Consultation-Liaison Psychiatry Fellowship Program
Duration of Fellowship and Rotation Sites:. This is a one-year fellowship. Outpatient Clinics. In addition, fellows have additional outpatient clinical experiences that span parts of the fellowship year. Primary Care-Mental Health Integration. Problem-focused evaluations by mental health care providers, embedded within the primary care clinic, help to address common mental health conditions within the primary care setting, without requiring patients to consult with mental health providers outside of their primary care clinic. Given the increasing importance of integrated behavioral health models in meeting the needs of patients nationwide in the context of a shortage of mental health care providers it is essential that C-L fellows gain exposure to integrated behavioral health models.
The field of C-L Psychiatry has been at the forefront of research and implementation of collaborative care models, and C-L trainees are poised to become leaders in this area. Psychosocial Oncology Clinic.

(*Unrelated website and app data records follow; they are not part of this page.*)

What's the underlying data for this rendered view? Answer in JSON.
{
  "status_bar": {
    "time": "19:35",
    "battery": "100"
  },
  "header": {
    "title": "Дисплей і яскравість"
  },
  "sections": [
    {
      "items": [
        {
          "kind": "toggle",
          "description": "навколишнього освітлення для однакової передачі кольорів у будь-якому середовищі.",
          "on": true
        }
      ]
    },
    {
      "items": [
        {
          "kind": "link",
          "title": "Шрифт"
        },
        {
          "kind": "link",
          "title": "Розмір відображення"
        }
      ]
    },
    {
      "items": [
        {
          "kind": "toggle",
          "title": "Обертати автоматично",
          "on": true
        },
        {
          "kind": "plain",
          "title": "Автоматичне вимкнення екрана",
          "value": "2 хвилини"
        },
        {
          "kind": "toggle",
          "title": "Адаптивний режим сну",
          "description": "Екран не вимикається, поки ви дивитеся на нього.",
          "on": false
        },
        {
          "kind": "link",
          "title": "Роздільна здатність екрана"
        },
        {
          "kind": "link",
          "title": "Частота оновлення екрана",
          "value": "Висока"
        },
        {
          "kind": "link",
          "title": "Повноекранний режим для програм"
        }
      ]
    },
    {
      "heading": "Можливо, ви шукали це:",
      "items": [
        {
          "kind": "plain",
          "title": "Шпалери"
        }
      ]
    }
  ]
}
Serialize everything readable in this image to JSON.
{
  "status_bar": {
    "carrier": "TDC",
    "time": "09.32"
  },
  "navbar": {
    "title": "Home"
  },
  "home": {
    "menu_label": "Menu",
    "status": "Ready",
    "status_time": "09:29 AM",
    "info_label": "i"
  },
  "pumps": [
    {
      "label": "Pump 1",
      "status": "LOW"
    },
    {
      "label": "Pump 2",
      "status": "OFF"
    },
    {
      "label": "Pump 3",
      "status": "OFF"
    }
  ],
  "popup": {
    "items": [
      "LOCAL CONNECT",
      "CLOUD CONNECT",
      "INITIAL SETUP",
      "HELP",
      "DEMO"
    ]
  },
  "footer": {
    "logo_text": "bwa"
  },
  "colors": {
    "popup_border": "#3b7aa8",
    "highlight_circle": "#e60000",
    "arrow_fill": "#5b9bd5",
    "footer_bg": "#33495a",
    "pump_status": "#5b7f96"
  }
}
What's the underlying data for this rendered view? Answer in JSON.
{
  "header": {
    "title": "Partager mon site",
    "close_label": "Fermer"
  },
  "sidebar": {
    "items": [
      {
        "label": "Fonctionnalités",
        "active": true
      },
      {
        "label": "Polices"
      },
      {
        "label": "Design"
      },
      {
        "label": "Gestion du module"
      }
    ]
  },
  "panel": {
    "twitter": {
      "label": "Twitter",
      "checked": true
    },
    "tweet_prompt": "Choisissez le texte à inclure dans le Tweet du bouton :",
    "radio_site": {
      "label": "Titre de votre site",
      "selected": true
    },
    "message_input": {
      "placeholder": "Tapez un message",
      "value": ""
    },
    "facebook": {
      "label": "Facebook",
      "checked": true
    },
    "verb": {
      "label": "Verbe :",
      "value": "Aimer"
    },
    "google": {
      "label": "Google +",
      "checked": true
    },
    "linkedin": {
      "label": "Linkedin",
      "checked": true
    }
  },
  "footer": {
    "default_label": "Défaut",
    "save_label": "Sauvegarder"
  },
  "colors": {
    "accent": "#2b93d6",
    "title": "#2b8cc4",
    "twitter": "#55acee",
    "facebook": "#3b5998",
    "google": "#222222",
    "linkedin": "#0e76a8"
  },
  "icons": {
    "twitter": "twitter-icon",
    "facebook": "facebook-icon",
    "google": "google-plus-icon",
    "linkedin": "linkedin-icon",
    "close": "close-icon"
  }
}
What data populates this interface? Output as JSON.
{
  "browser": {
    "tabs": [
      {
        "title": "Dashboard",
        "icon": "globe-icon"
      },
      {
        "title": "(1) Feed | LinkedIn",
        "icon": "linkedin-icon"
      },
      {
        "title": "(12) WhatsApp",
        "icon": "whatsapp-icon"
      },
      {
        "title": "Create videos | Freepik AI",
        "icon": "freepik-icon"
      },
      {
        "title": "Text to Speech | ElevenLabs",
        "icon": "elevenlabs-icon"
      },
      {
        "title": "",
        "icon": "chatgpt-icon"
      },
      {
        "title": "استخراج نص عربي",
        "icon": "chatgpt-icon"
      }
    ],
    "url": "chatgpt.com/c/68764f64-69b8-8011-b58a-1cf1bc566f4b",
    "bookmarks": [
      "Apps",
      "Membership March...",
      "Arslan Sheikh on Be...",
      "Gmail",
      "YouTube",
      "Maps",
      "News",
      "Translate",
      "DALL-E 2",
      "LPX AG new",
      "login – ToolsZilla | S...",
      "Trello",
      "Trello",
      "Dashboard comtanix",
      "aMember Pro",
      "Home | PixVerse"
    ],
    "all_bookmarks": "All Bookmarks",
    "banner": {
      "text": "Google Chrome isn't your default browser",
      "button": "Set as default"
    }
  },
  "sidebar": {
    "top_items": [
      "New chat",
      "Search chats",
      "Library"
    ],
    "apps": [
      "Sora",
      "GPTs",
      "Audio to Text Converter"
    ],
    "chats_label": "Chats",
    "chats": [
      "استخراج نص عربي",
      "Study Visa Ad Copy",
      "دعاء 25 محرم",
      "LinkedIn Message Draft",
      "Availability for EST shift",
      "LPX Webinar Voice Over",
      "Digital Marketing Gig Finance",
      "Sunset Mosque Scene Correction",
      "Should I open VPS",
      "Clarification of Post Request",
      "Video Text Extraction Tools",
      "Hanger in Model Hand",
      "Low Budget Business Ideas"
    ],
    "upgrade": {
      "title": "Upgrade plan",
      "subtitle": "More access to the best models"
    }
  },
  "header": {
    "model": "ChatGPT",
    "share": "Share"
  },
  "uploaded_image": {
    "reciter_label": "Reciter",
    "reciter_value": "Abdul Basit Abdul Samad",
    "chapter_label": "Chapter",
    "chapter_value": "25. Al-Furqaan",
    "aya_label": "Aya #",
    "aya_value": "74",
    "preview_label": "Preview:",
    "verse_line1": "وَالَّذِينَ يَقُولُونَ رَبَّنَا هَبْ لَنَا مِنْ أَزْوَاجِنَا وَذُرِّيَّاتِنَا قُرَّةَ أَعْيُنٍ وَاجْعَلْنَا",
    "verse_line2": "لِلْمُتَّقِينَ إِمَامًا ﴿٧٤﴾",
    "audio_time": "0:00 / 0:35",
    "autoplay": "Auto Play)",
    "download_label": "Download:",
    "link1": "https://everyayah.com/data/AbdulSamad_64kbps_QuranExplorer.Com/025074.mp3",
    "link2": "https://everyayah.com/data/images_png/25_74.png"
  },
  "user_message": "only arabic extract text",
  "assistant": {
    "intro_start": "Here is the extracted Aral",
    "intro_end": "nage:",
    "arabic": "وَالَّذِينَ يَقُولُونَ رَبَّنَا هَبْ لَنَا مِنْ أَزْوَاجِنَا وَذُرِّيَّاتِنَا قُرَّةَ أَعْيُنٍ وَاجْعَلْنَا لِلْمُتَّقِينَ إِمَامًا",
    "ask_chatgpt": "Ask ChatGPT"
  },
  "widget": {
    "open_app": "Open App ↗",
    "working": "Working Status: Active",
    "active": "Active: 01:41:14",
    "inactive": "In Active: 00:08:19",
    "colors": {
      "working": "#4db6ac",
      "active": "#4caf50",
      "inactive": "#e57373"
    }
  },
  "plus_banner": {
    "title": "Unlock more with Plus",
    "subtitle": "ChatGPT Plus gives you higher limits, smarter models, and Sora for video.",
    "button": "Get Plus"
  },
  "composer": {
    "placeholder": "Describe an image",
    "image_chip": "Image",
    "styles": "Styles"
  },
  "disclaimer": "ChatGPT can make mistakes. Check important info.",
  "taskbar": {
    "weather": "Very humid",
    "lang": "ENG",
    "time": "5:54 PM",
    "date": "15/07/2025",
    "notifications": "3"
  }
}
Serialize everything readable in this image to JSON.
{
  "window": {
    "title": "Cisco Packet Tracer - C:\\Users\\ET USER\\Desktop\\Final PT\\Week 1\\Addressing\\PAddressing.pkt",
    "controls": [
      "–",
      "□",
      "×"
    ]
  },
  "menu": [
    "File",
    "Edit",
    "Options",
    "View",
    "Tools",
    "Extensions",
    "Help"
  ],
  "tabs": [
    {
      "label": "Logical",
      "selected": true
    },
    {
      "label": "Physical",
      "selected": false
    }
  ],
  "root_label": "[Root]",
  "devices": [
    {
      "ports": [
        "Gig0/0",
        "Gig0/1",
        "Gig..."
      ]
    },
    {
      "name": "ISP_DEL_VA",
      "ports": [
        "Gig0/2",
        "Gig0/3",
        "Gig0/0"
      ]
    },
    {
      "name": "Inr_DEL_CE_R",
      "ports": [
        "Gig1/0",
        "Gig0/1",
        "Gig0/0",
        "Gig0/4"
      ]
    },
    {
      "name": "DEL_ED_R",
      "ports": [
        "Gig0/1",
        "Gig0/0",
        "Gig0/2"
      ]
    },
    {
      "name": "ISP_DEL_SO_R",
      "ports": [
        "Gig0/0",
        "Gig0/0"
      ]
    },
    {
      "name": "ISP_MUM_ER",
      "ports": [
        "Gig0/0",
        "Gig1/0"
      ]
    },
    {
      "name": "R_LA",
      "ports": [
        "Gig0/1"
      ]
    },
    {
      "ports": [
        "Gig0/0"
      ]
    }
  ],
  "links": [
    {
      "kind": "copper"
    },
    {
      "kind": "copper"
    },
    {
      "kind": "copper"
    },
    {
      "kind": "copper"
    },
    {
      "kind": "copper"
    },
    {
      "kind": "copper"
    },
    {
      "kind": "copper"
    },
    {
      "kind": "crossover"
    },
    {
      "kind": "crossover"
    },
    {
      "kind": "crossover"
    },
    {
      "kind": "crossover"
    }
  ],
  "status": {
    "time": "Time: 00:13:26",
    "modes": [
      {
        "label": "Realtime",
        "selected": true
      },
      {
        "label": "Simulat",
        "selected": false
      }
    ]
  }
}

At Cedars Sinai Medical Center, the longitudinal clinical experience for fellows will be set within the Psychosocial Oncology clinic.